» **TASK TO COMPLETE**
Records follow. Select each line holding "author".

» **PROVIDED MATERIAL**
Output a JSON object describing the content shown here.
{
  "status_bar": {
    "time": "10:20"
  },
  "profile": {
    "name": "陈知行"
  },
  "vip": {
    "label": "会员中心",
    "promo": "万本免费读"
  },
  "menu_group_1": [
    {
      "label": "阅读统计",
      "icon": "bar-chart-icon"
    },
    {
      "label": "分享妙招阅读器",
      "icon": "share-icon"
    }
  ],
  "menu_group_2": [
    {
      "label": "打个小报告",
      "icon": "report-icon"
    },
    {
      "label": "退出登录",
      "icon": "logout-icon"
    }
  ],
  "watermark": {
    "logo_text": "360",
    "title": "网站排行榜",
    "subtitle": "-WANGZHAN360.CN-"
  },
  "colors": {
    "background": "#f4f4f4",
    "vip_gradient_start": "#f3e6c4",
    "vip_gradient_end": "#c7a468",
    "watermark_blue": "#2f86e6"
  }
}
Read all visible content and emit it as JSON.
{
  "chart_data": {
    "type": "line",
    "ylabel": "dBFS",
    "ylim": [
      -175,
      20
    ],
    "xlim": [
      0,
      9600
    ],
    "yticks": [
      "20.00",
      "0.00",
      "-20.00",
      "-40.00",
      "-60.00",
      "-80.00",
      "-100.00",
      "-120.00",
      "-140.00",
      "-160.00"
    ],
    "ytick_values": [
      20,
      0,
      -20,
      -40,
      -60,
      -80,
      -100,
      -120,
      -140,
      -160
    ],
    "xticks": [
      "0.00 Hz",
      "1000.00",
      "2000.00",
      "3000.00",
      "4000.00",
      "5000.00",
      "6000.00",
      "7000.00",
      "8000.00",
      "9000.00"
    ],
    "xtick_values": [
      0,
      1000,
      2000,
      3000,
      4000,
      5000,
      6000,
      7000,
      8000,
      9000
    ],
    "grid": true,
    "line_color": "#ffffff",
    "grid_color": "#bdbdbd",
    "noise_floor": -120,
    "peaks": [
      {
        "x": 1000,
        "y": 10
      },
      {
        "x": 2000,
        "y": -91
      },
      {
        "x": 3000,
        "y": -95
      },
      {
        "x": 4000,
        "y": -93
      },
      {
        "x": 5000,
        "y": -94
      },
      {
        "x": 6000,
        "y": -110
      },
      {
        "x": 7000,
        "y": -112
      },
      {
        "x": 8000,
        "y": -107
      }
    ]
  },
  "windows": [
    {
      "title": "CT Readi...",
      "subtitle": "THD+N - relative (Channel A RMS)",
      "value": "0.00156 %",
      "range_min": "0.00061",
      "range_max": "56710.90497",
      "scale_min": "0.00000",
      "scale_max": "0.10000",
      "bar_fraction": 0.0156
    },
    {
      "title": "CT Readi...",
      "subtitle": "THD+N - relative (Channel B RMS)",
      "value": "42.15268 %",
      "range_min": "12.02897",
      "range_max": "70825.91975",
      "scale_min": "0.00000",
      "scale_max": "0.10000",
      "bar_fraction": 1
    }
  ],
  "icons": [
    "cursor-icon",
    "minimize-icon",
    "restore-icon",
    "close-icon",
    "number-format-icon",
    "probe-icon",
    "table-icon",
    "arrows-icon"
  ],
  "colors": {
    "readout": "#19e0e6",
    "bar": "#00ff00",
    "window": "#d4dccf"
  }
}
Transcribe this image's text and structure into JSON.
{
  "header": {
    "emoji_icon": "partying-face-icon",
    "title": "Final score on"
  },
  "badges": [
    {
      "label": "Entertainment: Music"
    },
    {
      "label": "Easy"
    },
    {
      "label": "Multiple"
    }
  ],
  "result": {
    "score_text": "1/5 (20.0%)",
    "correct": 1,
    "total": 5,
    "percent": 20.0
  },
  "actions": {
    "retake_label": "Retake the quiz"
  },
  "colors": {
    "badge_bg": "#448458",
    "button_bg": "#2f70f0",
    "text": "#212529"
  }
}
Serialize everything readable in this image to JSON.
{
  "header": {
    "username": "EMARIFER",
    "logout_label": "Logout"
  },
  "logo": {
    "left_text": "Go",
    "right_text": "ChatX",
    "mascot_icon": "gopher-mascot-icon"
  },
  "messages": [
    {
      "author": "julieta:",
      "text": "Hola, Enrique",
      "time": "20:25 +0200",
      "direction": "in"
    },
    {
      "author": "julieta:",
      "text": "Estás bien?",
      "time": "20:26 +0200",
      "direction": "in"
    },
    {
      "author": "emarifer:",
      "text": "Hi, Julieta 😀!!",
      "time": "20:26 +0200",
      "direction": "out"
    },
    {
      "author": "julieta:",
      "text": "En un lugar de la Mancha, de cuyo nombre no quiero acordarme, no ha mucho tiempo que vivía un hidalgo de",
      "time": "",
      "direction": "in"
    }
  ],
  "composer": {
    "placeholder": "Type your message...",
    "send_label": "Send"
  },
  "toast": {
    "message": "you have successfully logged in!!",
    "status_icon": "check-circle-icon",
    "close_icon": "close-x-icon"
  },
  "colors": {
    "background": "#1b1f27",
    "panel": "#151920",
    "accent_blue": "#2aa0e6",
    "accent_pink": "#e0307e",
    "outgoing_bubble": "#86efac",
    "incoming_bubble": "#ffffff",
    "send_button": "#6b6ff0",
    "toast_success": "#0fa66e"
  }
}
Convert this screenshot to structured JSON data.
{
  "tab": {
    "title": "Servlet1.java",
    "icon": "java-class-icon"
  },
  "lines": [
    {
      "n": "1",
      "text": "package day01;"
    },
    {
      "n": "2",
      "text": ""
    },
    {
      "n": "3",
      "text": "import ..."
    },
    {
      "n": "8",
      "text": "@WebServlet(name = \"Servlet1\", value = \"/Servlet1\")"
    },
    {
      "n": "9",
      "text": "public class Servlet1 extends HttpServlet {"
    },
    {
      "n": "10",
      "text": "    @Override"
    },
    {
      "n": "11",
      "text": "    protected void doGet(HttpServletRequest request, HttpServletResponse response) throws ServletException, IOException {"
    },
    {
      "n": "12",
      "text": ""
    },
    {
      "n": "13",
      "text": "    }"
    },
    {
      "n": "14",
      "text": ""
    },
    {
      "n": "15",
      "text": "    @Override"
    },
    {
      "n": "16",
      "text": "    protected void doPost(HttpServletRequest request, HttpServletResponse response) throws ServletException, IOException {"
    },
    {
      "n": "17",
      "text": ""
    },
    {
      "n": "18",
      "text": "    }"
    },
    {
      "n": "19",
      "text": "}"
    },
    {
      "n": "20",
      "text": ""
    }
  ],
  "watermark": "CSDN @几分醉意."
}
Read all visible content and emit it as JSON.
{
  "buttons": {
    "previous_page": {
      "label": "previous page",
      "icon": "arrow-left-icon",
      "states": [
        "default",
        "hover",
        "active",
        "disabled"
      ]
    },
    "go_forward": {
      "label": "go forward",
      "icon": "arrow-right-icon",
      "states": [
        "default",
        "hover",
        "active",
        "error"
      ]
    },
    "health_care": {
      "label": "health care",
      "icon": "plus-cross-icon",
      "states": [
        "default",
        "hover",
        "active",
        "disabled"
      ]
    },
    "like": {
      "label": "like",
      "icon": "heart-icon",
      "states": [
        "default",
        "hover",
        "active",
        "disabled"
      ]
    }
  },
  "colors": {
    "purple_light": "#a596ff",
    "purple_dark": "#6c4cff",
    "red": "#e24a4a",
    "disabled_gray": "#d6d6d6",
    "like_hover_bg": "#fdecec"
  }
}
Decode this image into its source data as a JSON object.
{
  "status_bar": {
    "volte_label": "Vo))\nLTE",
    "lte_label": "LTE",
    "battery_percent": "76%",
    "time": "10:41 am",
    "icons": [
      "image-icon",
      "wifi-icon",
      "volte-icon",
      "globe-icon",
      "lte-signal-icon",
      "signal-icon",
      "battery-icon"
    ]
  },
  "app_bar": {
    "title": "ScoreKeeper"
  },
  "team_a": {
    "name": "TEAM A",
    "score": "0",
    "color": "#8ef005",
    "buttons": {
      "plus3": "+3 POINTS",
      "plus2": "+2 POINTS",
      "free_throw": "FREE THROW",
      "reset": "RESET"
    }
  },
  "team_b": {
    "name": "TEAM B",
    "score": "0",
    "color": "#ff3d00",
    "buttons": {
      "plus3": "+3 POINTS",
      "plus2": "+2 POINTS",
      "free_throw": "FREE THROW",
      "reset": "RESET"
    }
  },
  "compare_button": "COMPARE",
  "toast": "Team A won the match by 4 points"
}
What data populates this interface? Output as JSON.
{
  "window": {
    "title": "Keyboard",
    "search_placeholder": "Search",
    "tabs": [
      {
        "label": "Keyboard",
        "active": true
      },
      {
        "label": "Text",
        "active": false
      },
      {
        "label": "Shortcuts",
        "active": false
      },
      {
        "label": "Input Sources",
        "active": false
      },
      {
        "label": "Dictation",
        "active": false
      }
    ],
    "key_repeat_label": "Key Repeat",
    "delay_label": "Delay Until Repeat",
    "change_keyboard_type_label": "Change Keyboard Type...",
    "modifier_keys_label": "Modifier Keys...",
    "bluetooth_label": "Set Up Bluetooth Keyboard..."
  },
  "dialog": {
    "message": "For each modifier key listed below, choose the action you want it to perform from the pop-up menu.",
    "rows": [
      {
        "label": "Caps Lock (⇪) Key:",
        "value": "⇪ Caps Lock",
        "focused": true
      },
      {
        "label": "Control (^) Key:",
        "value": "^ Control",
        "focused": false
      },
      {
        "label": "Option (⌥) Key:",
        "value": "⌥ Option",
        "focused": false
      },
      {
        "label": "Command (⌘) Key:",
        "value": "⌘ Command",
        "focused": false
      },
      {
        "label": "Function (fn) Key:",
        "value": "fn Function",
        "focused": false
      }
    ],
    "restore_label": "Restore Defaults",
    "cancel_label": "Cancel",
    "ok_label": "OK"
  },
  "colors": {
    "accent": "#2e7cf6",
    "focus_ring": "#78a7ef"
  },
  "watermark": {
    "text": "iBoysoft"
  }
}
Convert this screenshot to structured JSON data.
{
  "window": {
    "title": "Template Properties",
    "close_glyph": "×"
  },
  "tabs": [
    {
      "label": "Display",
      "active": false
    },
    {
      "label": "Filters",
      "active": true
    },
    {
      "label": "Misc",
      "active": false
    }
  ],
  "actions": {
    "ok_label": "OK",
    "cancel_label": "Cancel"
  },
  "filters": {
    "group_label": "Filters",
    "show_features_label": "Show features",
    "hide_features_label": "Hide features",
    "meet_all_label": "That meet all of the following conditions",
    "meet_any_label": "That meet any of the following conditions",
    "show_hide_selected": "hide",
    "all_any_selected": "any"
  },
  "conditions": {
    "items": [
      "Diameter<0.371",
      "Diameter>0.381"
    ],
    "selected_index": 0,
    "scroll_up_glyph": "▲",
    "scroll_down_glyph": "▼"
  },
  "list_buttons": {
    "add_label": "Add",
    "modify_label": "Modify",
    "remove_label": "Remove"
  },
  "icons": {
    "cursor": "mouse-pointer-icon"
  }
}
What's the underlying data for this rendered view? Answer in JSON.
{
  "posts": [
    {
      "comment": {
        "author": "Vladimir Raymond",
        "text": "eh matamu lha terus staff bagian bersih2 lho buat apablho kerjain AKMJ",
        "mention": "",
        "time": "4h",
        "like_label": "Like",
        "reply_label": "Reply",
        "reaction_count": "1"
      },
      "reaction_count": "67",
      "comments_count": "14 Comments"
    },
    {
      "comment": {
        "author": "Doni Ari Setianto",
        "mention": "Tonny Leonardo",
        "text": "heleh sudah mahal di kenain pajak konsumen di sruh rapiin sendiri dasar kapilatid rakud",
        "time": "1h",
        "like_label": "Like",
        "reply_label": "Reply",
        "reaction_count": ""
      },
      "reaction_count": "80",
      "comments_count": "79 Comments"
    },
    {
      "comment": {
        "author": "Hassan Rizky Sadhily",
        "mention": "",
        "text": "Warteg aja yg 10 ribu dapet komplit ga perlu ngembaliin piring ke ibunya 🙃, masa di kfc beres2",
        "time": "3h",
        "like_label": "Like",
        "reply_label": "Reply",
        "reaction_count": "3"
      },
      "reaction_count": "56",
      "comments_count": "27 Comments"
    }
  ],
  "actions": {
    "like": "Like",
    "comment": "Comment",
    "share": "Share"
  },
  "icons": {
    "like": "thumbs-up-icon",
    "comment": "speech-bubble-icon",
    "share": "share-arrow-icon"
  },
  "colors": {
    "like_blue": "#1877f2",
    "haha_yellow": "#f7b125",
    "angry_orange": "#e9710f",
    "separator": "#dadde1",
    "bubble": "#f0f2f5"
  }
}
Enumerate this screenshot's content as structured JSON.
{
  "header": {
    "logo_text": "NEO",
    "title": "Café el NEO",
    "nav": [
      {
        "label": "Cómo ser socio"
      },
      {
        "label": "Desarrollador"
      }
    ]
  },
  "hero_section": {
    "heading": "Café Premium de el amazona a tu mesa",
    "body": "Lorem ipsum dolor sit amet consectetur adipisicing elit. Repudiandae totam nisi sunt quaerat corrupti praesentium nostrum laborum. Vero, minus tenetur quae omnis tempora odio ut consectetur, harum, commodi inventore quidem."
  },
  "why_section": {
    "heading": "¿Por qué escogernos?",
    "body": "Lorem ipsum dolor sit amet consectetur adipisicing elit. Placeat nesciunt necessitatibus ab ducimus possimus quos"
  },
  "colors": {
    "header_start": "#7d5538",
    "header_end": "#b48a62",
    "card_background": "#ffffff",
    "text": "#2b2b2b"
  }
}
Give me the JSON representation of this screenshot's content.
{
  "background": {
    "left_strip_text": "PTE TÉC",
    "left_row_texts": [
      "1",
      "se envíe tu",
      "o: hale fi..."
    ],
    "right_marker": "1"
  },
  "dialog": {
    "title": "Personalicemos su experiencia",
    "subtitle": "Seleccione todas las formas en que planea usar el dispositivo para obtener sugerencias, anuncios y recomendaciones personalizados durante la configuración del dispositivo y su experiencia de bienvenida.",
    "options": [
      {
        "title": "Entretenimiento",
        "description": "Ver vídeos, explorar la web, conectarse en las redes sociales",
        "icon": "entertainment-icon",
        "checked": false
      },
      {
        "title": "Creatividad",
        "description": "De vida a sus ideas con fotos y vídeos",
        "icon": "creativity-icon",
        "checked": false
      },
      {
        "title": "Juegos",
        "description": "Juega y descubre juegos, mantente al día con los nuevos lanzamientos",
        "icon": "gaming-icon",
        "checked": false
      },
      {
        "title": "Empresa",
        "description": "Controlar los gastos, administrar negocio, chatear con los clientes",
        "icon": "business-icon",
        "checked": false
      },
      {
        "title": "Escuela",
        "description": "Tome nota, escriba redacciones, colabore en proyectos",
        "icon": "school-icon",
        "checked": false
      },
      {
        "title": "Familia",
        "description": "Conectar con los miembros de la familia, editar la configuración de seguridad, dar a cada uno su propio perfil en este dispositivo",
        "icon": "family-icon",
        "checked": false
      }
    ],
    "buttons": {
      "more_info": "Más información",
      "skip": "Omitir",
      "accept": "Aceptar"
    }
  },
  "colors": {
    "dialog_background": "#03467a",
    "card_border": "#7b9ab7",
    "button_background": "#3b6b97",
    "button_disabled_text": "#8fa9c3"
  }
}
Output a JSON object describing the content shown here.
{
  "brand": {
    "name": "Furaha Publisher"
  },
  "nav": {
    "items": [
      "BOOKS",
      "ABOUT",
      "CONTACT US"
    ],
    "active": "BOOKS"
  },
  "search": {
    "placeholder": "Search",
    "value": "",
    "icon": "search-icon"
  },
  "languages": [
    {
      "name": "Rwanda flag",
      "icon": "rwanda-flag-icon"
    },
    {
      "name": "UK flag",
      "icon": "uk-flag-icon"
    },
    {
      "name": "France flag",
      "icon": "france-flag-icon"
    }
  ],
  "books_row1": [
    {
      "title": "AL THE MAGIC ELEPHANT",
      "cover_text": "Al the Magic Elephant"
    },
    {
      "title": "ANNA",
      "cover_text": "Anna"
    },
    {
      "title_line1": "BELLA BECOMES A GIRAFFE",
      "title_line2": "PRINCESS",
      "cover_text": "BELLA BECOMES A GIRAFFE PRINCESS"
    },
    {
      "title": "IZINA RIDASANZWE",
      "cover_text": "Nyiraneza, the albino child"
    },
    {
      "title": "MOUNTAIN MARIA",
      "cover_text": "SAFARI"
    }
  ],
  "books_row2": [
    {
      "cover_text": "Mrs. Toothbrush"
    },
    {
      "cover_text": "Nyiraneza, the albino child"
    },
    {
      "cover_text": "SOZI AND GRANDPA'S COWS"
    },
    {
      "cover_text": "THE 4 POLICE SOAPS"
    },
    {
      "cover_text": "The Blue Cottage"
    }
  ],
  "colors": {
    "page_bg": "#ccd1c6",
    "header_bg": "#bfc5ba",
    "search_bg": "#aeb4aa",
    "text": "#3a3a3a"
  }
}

» **EXERCISE OUTPUT**
      "author": "julieta:",
      "author": "julieta:",
      "author": "emarifer:",
      "author": "julieta:",
        "author": "Vladimir Raymond",
        "author": "Doni Ari Setianto",
        "author": "Hassan Rizky Sadhily",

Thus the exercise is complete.